Despite some viral social media posts claiming a new California law will ban Skittles candy in 2027, there’s nothing in the law—which will ban certain food additives deemed dangerous by some studies—that will keep the popular candy off shelves.
Gov. Gavin Newsom (D-Calif.) signed a bill into law Saturday banning four chemicals—red dye No. 3, potassium bromate, brominated vegetable oil and propylparaben—which are commonly used in snacks like Peeps, Brach’s candy corn and Little Debbie Cosmic Brownies.
The bill has sometimes misleadingly been called a “Skittles ban” because a previous version of the bill would have banned titanium dioxide, a chemical found in Skittles candy.
Though the law no longer mentions titanium dioxide, the “Skittles ban” moniker stuck, and some viral social media posts are falsely claiming California will ban Skittles candy by 2027.
Skittles will remain unaffected by the ban, and even if titanium dioxide were still named in the law, companies have until 2027 to reformulate products to exclude the banned chemicals.
The European Commission banned the use of titanium dioxide last year—but Skittles can still be found on shelves in Europe because the candies sold in these countries reportedly exclude the banned chemical.
Newsom reportedly criticized the “Skittles ban” nickname, pointing out that other countries that have banned titanium dioxide still sell Skittles.
Though the law will not ban Skittles, claims California has outlawed the candy are running rampant on social media.
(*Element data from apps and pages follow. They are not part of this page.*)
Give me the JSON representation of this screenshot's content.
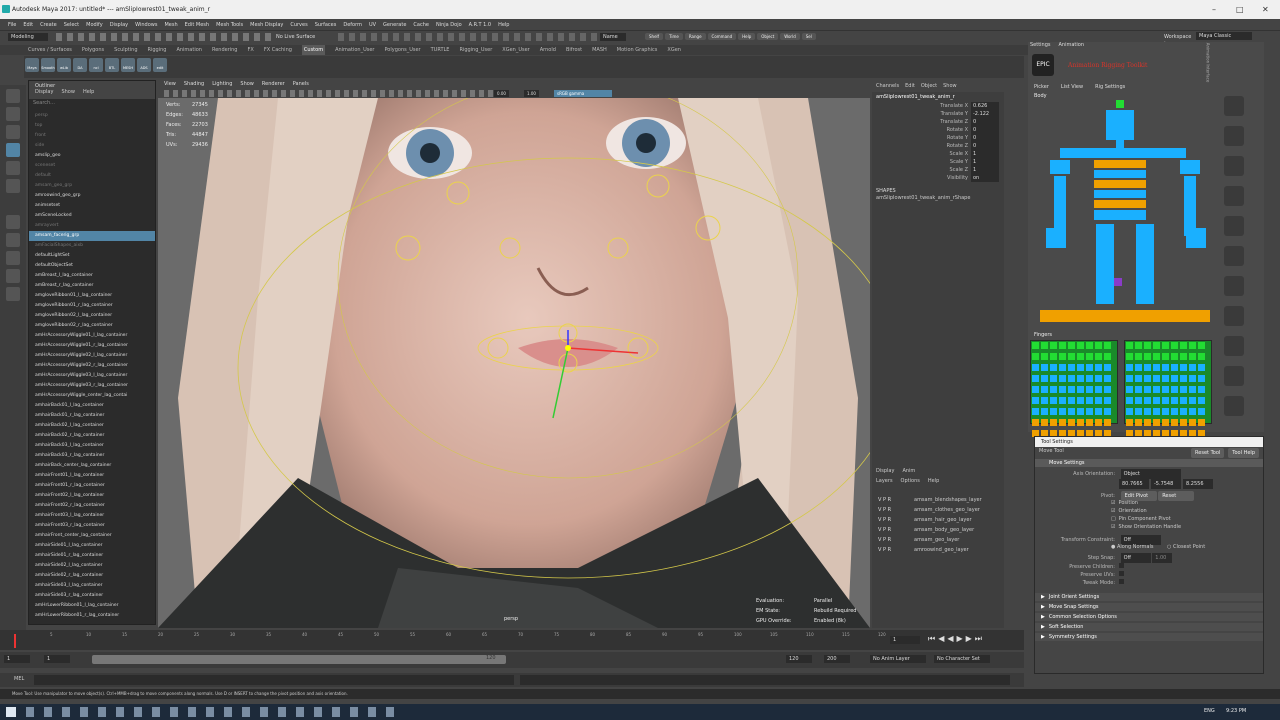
{
  "window": {
    "title": "Autodesk Maya 2017: untitled*   ---   amSlipIowrest01_tweak_anim_r"
  },
  "menus": [
    "File",
    "Edit",
    "Create",
    "Select",
    "Modify",
    "Display",
    "Windows",
    "Mesh",
    "Edit Mesh",
    "Mesh Tools",
    "Mesh Display",
    "Curves",
    "Surfaces",
    "Deform",
    "UV",
    "Generate",
    "Cache",
    "Ninja Dojo",
    "A.R.T 1.0",
    "Help"
  ],
  "status": {
    "mode": "Modeling",
    "live": "No Live Surface",
    "workspace_label": "Workspace :",
    "workspace": "Maya Classic",
    "symmetry": "Name"
  },
  "status_right": [
    "Shelf",
    "Time",
    "Range",
    "Command",
    "Help",
    "Object",
    "World",
    "Sel"
  ],
  "shelf_tabs": [
    "Curves / Surfaces",
    "Polygons",
    "Sculpting",
    "Rigging",
    "Animation",
    "Rendering",
    "FX",
    "FX Caching",
    "Custom",
    "Animation_User",
    "Polygons_User",
    "TURTLE",
    "Rigging_User",
    "XGen_User",
    "Arnold",
    "Bifrost",
    "MASH",
    "Motion Graphics",
    "XGen"
  ],
  "shelf_items": [
    "Maya",
    "Smooth",
    "wLib",
    "DA",
    "ncl",
    "BTL",
    "MESH",
    "ADS",
    "edit"
  ],
  "outliner": {
    "menus": [
      "Display",
      "Show",
      "Help"
    ],
    "search": "Search...",
    "items": [
      "persp",
      "top",
      "front",
      "side",
      "amslip_geo",
      "sceneset",
      "default",
      "amsam_geo_grp",
      "amroowind_geo_grp",
      "animsetset",
      "amSceneLocked",
      "amrayvert",
      "amsam_facerig_grp",
      "amFacialShapes_aixb",
      "defaultLightSet",
      "defaultObjectSet",
      "amBreast_l_lag_container",
      "amBreast_r_lag_container",
      "amgloveRibbon01_l_lag_container",
      "amgloveRibbon01_r_lag_container",
      "amgloveRibbon02_l_lag_container",
      "amgloveRibbon02_r_lag_container",
      "amHrAccessoryWiggle01_l_lag_container",
      "amHrAccessoryWiggle01_r_lag_container",
      "amHrAccessoryWiggle02_l_lag_container",
      "amHrAccessoryWiggle02_r_lag_container",
      "amHrAccessoryWiggle03_l_lag_container",
      "amHrAccessoryWiggle03_r_lag_container",
      "amHrAccessoryWiggle_center_lag_contai",
      "amhairBack01_l_lag_container",
      "amhairBack01_r_lag_container",
      "amhairBack02_l_lag_container",
      "amhairBack02_r_lag_container",
      "amhairBack03_l_lag_container",
      "amhairBack03_r_lag_container",
      "amhairBack_center_lag_container",
      "amhairFront01_l_lag_container",
      "amhairFront01_r_lag_container",
      "amhairFront02_l_lag_container",
      "amhairFront02_r_lag_container",
      "amhairFront03_l_lag_container",
      "amhairFront03_r_lag_container",
      "amhairFront_center_lag_container",
      "amhairSide01_l_lag_container",
      "amhairSide01_r_lag_container",
      "amhairSide02_l_lag_container",
      "amhairSide02_r_lag_container",
      "amhairSide03_l_lag_container",
      "amhairSide03_r_lag_container",
      "amHrLowerRibbon01_l_lag_container",
      "amHrLowerRibbon01_r_lag_container"
    ]
  },
  "viewport": {
    "menus": [
      "View",
      "Shading",
      "Lighting",
      "Show",
      "Renderer",
      "Panels"
    ],
    "gamma": "sRGB gamma",
    "value1": "0.00",
    "value2": "1.00",
    "hud": [
      [
        "Verts:",
        "27345"
      ],
      [
        "Edges:",
        "48633"
      ],
      [
        "Faces:",
        "22703"
      ],
      [
        "Tris:",
        "44847"
      ],
      [
        "UVs:",
        "29436"
      ]
    ],
    "hud_right": [
      [
        "Evaluation:",
        "Parallel"
      ],
      [
        "EM State:",
        "Rebuild Required"
      ],
      [
        "GPU Override:",
        "Enabled (8k)"
      ]
    ],
    "camera": "persp"
  },
  "channel_box": {
    "menus": [
      "Channels",
      "Edit",
      "Object",
      "Show"
    ],
    "object": "amSlipIowrest01_tweak_anim_r",
    "attrs": [
      [
        "Translate X",
        "0.626"
      ],
      [
        "Translate Y",
        "-2.122"
      ],
      [
        "Translate Z",
        "0"
      ],
      [
        "Rotate X",
        "0"
      ],
      [
        "Rotate Y",
        "0"
      ],
      [
        "Rotate Z",
        "0"
      ],
      [
        "Scale X",
        "1"
      ],
      [
        "Scale Y",
        "1"
      ],
      [
        "Scale Z",
        "1"
      ],
      [
        "Visibility",
        "on"
      ]
    ],
    "shapes_label": "SHAPES",
    "shape": "amSlipIowrest01_tweak_anim_rShape"
  },
  "layers": {
    "tabs": [
      "Display",
      "Anim"
    ],
    "menus": [
      "Layers",
      "Options",
      "Help"
    ],
    "items": [
      "amsam_blendshapes_layer",
      "amsam_clothes_geo_layer",
      "amsam_hair_geo_layer",
      "amsam_body_geo_layer",
      "amsam_geo_layer",
      "amroowind_geo_layer"
    ]
  },
  "picker": {
    "tabs": [
      "Settings",
      "Animation"
    ],
    "title": "Animation Interface",
    "subtabs": [
      "Picker",
      "List View",
      "Rig Settings"
    ],
    "logo": "EPIC",
    "brand": "Animation Rigging Toolkit",
    "body_label": "Body",
    "fingers_label": "Fingers",
    "side_icons": [
      "select-icon",
      "zero-icon",
      "run-icon",
      "run2-icon",
      "disc-icon",
      "figure-icon",
      "pen-icon",
      "import-icon",
      "eye-icon",
      "sets-icon",
      "help-icon"
    ]
  },
  "tool_settings": {
    "title": "Tool Settings",
    "tool": "Move Tool",
    "reset": "Reset Tool",
    "help": "Tool Help",
    "section": "Move Settings",
    "axis_label": "Axis Orientation:",
    "axis_value": "Object",
    "xyz": [
      "80.7665",
      "-5.7548",
      "8.2556"
    ],
    "pivot": "Pivot:",
    "edit_pivot": "Edit Pivot",
    "reset_btn": "Reset",
    "checks": [
      "Position",
      "Orientation",
      "Pin Component Pivot",
      "Show Orientation Handle"
    ],
    "tc_label": "Transform Constraint:",
    "tc_value": "Off",
    "along": "Along Normals",
    "closest": "Closest Point",
    "step_label": "Step Snap:",
    "step_value": "Off",
    "step_num": "1.00",
    "preserve": [
      "Preserve Children:",
      "Preserve UVs:",
      "Tweak Mode:"
    ],
    "sections": [
      "Joint Orient Settings",
      "Move Snap Settings",
      "Common Selection Options",
      "Soft Selection",
      "Symmetry Settings"
    ]
  },
  "time": {
    "start": "1",
    "end": "120",
    "range_start": "1",
    "range_end": "120",
    "range_max": "200",
    "current": "1",
    "anim_layer": "No Anim Layer",
    "char_set": "No Character Set",
    "ticks": [
      "5",
      "10",
      "15",
      "20",
      "25",
      "30",
      "35",
      "40",
      "45",
      "50",
      "55",
      "60",
      "65",
      "70",
      "75",
      "80",
      "85",
      "90",
      "95",
      "100",
      "105",
      "110",
      "115",
      "120"
    ]
  },
  "cmd": {
    "label": "MEL"
  },
  "help_text": "Move Tool: Use manipulator to move object(s). Ctrl+MMB+drag to move components along normals. Use D or INSERT to change the pivot position and axis orientation.",
  "taskbar": {
    "clock": "9:23 PM",
    "lang": "ENG"
  }
}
A post on X from Daily Loud, a pop culture updates account with 2.5 million followers, falsely stated “California will officially ban Skittles and other candies from the state starting 2027.” The misinformed post was liked more than 68,000 times and viewed more than 15 million times. Actor and television host Mario Lopez reposted a false claim that the state will ban Skittles, stating: “Crime is through the roof, worst drug epidemic ever & homelessness at an all time high in CA… Let’s focus on Skittles.” A YouTube video by right-wing personality The Quartering, viewed 50,000 times, falsely stated Skittles was banned by California’s “woke leaders.”
“There’s a zero percent chance this is actually going to result in a ban of Skittles,” California state Rep. Jesse Gabriel, who introduced the bill, said. “All we want the companies to do is switch their recipes in the same way that they’ve done in Europe, and Canada and the U.K. and Brazil and other countries that have banned these chemicals.”
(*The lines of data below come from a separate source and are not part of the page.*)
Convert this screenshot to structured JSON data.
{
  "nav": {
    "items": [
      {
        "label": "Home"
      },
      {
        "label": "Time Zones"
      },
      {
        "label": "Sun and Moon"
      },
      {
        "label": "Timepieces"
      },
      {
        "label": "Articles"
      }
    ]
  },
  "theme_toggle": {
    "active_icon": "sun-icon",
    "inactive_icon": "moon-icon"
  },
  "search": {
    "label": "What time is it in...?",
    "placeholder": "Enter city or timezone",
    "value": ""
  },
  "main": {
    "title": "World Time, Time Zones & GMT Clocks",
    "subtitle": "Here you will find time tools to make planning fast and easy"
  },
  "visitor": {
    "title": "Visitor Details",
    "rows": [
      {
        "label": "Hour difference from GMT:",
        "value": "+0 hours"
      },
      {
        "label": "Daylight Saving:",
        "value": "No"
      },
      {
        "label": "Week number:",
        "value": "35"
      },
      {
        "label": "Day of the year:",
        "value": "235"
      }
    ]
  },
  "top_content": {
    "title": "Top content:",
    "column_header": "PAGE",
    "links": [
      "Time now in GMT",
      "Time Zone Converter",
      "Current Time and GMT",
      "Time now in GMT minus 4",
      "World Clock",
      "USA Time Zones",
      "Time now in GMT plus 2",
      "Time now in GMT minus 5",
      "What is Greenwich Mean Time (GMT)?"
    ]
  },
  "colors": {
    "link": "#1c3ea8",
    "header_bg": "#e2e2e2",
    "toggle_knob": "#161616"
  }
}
Some studies have linked red dye No. 3 to thyroid cancer in animals, though no studies have linked the chemical to cancer in humans. The Food and Drug Administration banned the chemical in 1990 for cosmetic uses based on the link to cancer in animals, but still permitted it in food products. Brominated vegetable oil has been found to harm skin membranes and, in large quantities, has been linked to memory loss. Some studies have suggested propylparaben can interfere with fertility, and one study found it decreased sperm count in rats, though some recent research did not find a link between fertility issues in rats and propylparaben. Some research has found potassium bromate can have carcinogenic effects in animals. The European Food Safety Authority said in 2022 titanium dioxide is “possibly carcinogenic,” but some researchers have disputed this and called for further research.